■ **Activity**:
Below is a set of records. Repeat all of them exactly.

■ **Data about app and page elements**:

+--

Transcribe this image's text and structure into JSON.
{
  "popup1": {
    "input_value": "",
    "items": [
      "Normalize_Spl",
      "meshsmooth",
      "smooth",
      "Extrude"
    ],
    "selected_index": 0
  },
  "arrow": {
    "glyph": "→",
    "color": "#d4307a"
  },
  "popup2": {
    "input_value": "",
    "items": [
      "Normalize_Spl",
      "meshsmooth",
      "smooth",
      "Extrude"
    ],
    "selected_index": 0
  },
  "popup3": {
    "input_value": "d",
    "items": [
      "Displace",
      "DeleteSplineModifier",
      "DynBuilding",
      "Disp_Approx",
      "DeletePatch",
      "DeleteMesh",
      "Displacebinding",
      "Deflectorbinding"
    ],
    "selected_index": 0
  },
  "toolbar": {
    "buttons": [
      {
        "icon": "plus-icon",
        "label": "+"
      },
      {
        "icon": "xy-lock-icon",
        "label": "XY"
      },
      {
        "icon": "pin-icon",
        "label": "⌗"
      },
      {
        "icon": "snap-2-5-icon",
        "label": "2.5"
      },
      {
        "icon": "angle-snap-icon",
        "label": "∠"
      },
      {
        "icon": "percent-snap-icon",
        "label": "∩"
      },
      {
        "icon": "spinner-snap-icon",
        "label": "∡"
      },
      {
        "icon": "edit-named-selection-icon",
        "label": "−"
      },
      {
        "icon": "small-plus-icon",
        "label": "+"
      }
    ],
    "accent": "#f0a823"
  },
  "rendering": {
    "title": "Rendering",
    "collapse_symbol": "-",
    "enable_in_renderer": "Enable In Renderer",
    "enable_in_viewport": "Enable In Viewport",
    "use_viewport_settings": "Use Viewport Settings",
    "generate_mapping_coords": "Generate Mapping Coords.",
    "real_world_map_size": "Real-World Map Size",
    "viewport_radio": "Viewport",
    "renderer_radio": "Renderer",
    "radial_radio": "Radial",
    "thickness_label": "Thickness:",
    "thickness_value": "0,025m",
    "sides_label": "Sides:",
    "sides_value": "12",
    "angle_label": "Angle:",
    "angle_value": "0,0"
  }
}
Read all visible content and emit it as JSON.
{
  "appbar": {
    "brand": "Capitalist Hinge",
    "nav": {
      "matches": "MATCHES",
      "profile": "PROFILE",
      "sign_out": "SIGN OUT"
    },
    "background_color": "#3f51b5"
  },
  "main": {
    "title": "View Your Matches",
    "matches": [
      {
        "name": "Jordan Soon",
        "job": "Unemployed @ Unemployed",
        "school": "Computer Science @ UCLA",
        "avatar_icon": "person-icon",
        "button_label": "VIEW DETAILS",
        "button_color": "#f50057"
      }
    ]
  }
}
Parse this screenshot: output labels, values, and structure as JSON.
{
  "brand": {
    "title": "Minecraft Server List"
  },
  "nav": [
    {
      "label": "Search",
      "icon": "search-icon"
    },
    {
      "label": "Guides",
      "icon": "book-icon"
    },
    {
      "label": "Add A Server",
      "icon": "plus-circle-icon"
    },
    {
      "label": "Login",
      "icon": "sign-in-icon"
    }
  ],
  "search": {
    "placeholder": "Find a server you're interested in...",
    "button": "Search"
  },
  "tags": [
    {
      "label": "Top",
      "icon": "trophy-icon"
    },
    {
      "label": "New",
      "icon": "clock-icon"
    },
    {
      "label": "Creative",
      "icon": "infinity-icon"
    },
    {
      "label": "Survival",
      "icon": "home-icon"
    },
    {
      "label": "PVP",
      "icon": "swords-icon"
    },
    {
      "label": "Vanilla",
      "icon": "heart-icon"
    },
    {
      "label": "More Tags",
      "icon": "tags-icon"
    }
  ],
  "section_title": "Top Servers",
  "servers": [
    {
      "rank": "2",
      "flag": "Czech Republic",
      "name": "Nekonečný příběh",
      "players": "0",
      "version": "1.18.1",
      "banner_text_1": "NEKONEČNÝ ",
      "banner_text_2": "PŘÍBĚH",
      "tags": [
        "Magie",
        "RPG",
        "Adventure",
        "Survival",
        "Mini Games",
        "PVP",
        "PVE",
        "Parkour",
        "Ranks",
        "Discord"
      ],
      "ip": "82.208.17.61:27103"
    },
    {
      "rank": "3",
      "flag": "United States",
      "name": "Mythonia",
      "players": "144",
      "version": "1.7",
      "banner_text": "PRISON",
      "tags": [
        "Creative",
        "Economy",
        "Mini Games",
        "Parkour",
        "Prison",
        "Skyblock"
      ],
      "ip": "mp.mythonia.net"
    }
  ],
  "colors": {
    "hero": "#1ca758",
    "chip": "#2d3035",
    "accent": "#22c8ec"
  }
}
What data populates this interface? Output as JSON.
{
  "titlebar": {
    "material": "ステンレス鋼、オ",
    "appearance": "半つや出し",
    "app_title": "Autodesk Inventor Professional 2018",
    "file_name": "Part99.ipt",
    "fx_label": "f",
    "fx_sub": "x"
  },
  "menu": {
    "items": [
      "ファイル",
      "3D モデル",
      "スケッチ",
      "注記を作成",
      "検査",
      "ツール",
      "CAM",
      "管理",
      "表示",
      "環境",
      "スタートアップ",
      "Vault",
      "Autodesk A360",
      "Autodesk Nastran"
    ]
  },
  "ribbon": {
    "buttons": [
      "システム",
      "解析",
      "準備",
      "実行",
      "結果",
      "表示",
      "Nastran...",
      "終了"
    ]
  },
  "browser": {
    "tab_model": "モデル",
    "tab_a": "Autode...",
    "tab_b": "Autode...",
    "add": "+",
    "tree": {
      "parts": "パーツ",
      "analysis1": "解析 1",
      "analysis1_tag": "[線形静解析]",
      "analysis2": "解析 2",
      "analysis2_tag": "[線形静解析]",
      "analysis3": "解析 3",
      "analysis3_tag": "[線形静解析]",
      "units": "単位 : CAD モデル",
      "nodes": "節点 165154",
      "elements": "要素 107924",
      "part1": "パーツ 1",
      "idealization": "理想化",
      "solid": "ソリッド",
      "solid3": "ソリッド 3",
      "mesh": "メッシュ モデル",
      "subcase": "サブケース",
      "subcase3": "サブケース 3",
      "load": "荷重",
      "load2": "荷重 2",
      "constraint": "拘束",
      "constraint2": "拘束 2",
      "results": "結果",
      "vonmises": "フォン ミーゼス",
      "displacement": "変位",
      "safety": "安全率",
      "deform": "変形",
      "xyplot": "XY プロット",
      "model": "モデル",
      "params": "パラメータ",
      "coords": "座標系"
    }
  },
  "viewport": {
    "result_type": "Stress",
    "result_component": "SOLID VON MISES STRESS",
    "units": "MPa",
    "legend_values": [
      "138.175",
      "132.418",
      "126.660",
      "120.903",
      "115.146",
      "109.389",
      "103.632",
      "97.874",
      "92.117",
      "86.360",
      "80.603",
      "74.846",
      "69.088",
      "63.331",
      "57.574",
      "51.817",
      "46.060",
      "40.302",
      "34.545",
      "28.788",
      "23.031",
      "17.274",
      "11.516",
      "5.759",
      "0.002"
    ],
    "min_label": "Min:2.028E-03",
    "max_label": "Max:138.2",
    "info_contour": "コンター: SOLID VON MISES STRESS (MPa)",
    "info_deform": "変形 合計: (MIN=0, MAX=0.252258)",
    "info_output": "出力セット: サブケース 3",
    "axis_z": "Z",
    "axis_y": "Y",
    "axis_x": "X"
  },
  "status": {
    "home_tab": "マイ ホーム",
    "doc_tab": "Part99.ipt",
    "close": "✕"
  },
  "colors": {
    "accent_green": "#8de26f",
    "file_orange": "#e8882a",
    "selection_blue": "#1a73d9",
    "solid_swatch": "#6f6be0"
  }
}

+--

■ **Exercise solution**:
Transcribe this image's text and structure into JSON.
{
  "popup1": {
    "input_value": "",
    "items": [
      "Normalize_Spl",
      "meshsmooth",
      "smooth",
      "Extrude"
    ],
    "selected_index": 0
  },
  "arrow": {
    "glyph": "→",
    "color": "#d4307a"
  },
  "popup2": {
    "input_value": "",
    "items": [
      "Normalize_Spl",
      "meshsmooth",
      "smooth",
      "Extrude"
    ],
    "selected_index": 0
  },
  "popup3": {
    "input_value": "d",
    "items": [
      "Displace",
      "DeleteSplineModifier",
      "DynBuilding",
      "Disp_Approx",
      "DeletePatch",
      "DeleteMesh",
      "Displacebinding",
      "Deflectorbinding"
    ],
    "selected_index": 0
  },
  "toolbar": {
    "buttons": [
      {
        "icon": "plus-icon",
        "label": "+"
      },
      {
        "icon": "xy-lock-icon",
        "label": "XY"
      },
      {
        "icon": "pin-icon",
        "label": "⌗"
      },
      {
        "icon": "snap-2-5-icon",
        "label": "2.5"
      },
      {
        "icon": "angle-snap-icon",
        "label": "∠"
      },
      {
        "icon": "percent-snap-icon",
        "label": "∩"
      },
      {
        "icon": "spinner-snap-icon",
        "label": "∡"
      },
      {
        "icon": "edit-named-selection-icon",
        "label": "−"
      },
      {
        "icon": "small-plus-icon",
        "label": "+"
      }
    ],
    "accent": "#f0a823"
  },
  "rendering": {
    "title": "Rendering",
    "collapse_symbol": "-",
    "enable_in_renderer": "Enable In Renderer",
    "enable_in_viewport": "Enable In Viewport",
    "use_viewport_settings": "Use Viewport Settings",
    "generate_mapping_coords": "Generate Mapping Coords.",
    "real_world_map_size": "Real-World Map Size",
    "viewport_radio": "Viewport",
    "renderer_radio": "Renderer",
    "radial_radio": "Radial",
    "thickness_label": "Thickness:",
    "thickness_value": "0,025m",
    "sides_label": "Sides:",
    "sides_value": "12",
    "angle_label": "Angle:",
    "angle_value": "0,0"
  }
}
Read all visible content and emit it as JSON.
{
  "appbar": {
    "brand": "Capitalist Hinge",
    "nav": {
      "matches": "MATCHES",
      "profile": "PROFILE",
      "sign_out": "SIGN OUT"
    },
    "background_color": "#3f51b5"
  },
  "main": {
    "title": "View Your Matches",
    "matches": [
      {
        "name": "Jordan Soon",
        "job": "Unemployed @ Unemployed",
        "school": "Computer Science @ UCLA",
        "avatar_icon": "person-icon",
        "button_label": "VIEW DETAILS",
        "button_color": "#f50057"
      }
    ]
  }
}
Parse this screenshot: output labels, values, and structure as JSON.
{
  "brand": {
    "title": "Minecraft Server List"
  },
  "nav": [
    {
      "label": "Search",
      "icon": "search-icon"
    },
    {
      "label": "Guides",
      "icon": "book-icon"
    },
    {
      "label": "Add A Server",
      "icon": "plus-circle-icon"
    },
    {
      "label": "Login",
      "icon": "sign-in-icon"
    }
  ],
  "search": {
    "placeholder": "Find a server you're interested in...",
    "button": "Search"
  },
  "tags": [
    {
      "label": "Top",
      "icon": "trophy-icon"
    },
    {
      "label": "New",
      "icon": "clock-icon"
    },
    {
      "label": "Creative",
      "icon": "infinity-icon"
    },
    {
      "label": "Survival",
      "icon": "home-icon"
    },
    {
      "label": "PVP",
      "icon": "swords-icon"
    },
    {
      "label": "Vanilla",
      "icon": "heart-icon"
    },
    {
      "label": "More Tags",
      "icon": "tags-icon"
    }
  ],
  "section_title": "Top Servers",
  "servers": [
    {
      "rank": "2",
      "flag": "Czech Republic",
      "name": "Nekonečný příběh",
      "players": "0",
      "version": "1.18.1",
      "banner_text_1": "NEKONEČNÝ ",
      "banner_text_2": "PŘÍBĚH",
      "tags": [
        "Magie",
        "RPG",
        "Adventure",
        "Survival",
        "Mini Games",
        "PVP",
        "PVE",
        "Parkour",
        "Ranks",
        "Discord"
      ],
      "ip": "82.208.17.61:27103"
    },
    {
      "rank": "3",
      "flag": "United States",
      "name": "Mythonia",
      "players": "144",
      "version": "1.7",
      "banner_text": "PRISON",
      "tags": [
        "Creative",
        "Economy",
        "Mini Games",
        "Parkour",
        "Prison",
        "Skyblock"
      ],
      "ip": "mp.mythonia.net"
    }
  ],
  "colors": {
    "hero": "#1ca758",
    "chip": "#2d3035",
    "accent": "#22c8ec"
  }
}
What data populates this interface? Output as JSON.
{
  "titlebar": {
    "material": "ステンレス鋼、オ",
    "appearance": "半つや出し",
    "app_title": "Autodesk Inventor Professional 2018",
    "file_name": "Part99.ipt",
    "fx_label": "f",
    "fx_sub": "x"
  },
  "menu": {
    "items": [
      "ファイル",
      "3D モデル",
      "スケッチ",
      "注記を作成",
      "検査",
      "ツール",
      "CAM",
      "管理",
      "表示",
      "環境",
      "スタートアップ",
      "Vault",
      "Autodesk A360",
      "Autodesk Nastran"
    ]
  },
  "ribbon": {
    "buttons": [
      "システム",
      "解析",
      "準備",
      "実行",
      "結果",
      "表示",
      "Nastran...",
      "終了"
    ]
  },
  "browser": {
    "tab_model": "モデル",
    "tab_a": "Autode...",
    "tab_b": "Autode...",
    "add": "+",
    "tree": {
      "parts": "パーツ",
      "analysis1": "解析 1",
      "analysis1_tag": "[線形静解析]",
      "analysis2": "解析 2",
      "analysis2_tag": "[線形静解析]",
      "analysis3": "解析 3",
      "analysis3_tag": "[線形静解析]",
      "units": "単位 : CAD モデル",
      "nodes": "節点 165154",
      "elements": "要素 107924",
      "part1": "パーツ 1",
      "idealization": "理想化",
      "solid": "ソリッド",
      "solid3": "ソリッド 3",
      "mesh": "メッシュ モデル",
      "subcase": "サブケース",
      "subcase3": "サブケース 3",
      "load": "荷重",
      "load2": "荷重 2",
      "constraint": "拘束",
      "constraint2": "拘束 2",
      "results": "結果",
      "vonmises": "フォン ミーゼス",
      "displacement": "変位",
      "safety": "安全率",
      "deform": "変形",
      "xyplot": "XY プロット",
      "model": "モデル",
      "params": "パラメータ",
      "coords": "座標系"
    }
  },
  "viewport": {
    "result_type": "Stress",
    "result_component": "SOLID VON MISES STRESS",
    "units": "MPa",
    "legend_values": [
      "138.175",
      "132.418",
      "126.660",
      "120.903",
      "115.146",
      "109.389",
      "103.632",
      "97.874",
      "92.117",
      "86.360",
      "80.603",
      "74.846",
      "69.088",
      "63.331",
      "57.574",
      "51.817",
      "46.060",
      "40.302",
      "34.545",
      "28.788",
      "23.031",
      "17.274",
      "11.516",
      "5.759",
      "0.002"
    ],
    "min_label": "Min:2.028E-03",
    "max_label": "Max:138.2",
    "info_contour": "コンター: SOLID VON MISES STRESS (MPa)",
    "info_deform": "変形 合計: (MIN=0, MAX=0.252258)",
    "info_output": "出力セット: サブケース 3",
    "axis_z": "Z",
    "axis_y": "Y",
    "axis_x": "X"
  },
  "status": {
    "home_tab": "マイ ホーム",
    "doc_tab": "Part99.ipt",
    "close": "✕"
  },
  "colors": {
    "accent_green": "#8de26f",
    "file_orange": "#e8882a",
    "selection_blue": "#1a73d9",
    "solid_swatch": "#6f6be0"
  }
}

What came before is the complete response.